Only lines that contain the word "score" are to be returned from the data below.

MATERIALS PROVIDED:
-=-=-=-=-

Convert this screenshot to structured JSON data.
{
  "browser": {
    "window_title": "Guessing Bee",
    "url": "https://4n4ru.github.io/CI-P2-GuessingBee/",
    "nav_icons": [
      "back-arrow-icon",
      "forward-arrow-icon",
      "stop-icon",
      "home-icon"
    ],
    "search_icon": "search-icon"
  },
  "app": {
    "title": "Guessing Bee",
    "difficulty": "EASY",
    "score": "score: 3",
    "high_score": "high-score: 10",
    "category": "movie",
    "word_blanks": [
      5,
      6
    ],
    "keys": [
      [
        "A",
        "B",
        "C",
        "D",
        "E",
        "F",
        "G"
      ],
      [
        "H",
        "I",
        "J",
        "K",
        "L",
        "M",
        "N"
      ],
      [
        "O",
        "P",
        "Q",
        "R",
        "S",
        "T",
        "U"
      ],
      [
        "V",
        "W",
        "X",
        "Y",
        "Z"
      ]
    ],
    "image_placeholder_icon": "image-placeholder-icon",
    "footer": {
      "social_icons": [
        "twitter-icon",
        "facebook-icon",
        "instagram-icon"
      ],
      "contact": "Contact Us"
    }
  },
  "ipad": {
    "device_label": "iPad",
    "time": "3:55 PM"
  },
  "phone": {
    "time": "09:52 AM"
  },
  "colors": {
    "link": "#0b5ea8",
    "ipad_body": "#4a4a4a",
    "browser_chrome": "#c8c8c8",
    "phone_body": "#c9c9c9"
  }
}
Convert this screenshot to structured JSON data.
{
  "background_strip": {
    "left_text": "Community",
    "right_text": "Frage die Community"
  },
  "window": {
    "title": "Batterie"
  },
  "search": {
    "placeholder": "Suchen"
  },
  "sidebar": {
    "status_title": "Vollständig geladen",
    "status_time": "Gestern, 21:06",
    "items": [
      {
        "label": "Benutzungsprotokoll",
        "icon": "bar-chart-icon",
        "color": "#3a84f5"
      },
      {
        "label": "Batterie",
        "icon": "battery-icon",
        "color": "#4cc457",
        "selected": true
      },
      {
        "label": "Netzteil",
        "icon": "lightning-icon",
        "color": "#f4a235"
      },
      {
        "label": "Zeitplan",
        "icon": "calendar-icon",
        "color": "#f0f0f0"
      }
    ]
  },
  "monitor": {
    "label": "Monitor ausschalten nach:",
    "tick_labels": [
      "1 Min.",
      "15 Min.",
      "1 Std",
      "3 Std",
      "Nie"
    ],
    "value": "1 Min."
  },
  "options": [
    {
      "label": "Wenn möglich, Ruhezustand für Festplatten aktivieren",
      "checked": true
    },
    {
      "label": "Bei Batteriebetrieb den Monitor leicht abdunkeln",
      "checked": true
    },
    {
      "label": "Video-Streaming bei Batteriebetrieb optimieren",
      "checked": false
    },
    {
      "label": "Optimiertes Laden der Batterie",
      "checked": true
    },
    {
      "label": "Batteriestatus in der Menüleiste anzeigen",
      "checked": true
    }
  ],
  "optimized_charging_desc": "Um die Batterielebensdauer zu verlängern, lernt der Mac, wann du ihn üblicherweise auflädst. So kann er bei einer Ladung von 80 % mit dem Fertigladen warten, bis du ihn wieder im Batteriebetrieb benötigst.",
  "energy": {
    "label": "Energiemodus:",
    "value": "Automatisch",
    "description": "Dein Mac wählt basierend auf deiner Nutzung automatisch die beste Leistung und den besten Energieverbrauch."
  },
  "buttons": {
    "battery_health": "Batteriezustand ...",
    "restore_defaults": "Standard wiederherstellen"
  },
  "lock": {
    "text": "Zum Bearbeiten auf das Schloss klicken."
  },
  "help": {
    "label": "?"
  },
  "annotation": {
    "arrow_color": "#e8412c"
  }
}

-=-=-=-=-

EXERCISE OUTPUT:
    "score": "score: 3",
    "high_score": "high-score: 10",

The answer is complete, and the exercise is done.